> _Work instructions_
In the entries that follow, how many lines contain "icon"? Please reply with only the number.

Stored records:
....

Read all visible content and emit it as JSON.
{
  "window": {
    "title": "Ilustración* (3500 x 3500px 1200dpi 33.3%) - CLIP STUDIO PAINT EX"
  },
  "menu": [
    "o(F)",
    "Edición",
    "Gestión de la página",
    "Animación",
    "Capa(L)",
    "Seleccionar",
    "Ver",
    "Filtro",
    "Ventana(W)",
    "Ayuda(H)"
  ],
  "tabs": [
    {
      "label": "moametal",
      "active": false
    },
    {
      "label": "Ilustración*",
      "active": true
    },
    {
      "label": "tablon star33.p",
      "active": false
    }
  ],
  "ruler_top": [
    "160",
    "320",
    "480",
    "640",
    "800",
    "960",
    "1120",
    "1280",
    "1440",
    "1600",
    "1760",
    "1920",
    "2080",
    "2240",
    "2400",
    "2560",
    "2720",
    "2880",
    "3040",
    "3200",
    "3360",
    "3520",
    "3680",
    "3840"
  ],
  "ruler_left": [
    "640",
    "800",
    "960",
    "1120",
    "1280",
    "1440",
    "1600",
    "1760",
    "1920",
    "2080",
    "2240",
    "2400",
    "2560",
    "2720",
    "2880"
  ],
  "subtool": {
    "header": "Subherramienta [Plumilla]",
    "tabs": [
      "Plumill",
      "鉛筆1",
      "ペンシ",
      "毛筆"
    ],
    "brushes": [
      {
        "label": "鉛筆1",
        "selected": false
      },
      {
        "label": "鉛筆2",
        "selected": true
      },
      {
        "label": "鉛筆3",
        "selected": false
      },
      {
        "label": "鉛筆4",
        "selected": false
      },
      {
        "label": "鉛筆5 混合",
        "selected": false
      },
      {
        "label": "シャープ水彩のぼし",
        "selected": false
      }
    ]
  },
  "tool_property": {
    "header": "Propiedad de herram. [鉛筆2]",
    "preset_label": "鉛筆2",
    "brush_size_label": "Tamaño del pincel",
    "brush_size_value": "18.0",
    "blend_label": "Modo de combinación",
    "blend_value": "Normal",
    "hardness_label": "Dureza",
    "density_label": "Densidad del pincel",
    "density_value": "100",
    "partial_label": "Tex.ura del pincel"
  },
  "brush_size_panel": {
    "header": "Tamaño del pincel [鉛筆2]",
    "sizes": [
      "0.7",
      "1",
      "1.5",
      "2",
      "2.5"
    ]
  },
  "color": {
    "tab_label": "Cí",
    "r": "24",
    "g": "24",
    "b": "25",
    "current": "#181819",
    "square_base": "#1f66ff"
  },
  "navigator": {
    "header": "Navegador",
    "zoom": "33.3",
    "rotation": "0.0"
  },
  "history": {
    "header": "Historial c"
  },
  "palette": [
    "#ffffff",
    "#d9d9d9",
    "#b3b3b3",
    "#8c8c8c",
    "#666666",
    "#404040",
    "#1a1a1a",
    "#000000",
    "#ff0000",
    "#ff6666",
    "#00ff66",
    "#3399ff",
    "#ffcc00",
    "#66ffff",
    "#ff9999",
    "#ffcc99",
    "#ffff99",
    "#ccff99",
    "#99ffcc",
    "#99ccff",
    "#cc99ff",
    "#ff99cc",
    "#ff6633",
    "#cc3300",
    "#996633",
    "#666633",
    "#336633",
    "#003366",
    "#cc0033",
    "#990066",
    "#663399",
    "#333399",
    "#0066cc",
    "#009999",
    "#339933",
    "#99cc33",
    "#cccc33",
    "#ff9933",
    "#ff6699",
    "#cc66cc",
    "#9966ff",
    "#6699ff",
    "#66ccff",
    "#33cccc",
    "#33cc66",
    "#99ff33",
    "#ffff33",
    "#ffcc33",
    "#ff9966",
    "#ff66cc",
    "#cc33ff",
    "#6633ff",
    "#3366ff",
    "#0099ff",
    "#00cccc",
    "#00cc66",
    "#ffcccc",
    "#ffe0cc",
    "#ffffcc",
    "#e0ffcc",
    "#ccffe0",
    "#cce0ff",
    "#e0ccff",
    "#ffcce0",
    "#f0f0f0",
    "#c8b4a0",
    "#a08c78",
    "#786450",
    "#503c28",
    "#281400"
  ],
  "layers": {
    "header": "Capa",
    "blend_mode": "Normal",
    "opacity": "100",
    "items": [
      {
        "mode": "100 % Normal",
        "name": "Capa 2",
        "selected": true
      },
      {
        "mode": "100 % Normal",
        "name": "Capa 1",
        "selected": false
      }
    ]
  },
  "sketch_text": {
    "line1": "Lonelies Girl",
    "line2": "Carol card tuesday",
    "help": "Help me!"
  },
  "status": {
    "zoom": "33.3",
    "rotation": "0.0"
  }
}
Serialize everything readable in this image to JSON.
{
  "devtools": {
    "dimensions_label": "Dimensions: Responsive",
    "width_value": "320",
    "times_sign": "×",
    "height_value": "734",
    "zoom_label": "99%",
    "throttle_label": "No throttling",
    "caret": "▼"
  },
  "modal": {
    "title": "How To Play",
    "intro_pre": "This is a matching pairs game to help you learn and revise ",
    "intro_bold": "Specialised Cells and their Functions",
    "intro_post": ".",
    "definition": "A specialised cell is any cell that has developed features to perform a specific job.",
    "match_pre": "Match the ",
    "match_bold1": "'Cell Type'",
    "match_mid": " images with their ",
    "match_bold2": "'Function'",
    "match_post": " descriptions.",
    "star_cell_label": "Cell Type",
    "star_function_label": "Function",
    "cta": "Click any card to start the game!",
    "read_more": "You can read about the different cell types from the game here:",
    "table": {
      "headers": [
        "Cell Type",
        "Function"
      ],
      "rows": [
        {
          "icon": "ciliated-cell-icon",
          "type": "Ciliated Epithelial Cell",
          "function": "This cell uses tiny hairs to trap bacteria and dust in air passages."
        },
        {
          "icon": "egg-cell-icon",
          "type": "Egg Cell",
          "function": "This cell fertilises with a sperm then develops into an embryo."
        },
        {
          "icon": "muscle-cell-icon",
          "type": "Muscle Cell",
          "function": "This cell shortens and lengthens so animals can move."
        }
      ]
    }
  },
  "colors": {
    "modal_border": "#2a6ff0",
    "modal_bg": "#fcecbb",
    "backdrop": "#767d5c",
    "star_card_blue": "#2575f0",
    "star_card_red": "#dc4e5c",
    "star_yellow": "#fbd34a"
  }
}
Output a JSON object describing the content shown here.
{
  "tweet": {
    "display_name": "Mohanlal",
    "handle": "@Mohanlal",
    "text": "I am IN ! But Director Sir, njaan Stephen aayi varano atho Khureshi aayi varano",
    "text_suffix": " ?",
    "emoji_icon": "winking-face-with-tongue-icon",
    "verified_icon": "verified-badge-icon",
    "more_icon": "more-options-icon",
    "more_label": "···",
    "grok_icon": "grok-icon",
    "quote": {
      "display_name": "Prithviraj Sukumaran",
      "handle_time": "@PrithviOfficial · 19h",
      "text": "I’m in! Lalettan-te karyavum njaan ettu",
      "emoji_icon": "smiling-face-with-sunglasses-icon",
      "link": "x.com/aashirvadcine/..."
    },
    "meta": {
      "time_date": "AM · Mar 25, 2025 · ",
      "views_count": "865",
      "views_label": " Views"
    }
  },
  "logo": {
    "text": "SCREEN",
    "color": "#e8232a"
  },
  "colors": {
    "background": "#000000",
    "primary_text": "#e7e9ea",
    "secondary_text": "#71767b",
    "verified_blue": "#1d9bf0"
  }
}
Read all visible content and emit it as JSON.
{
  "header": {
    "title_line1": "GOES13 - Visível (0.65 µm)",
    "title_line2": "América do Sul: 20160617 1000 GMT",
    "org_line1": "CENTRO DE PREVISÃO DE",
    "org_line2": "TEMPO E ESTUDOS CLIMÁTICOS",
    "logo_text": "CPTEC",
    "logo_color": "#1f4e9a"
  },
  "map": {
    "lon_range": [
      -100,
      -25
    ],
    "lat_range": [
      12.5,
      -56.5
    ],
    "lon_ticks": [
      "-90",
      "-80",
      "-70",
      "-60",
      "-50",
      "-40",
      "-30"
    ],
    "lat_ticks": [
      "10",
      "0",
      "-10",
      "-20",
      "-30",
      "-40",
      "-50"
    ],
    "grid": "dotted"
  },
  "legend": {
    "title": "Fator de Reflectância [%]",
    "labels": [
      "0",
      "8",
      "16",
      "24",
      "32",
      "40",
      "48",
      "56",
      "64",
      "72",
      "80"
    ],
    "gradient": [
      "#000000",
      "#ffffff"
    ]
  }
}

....

> _Answer to this problem_
8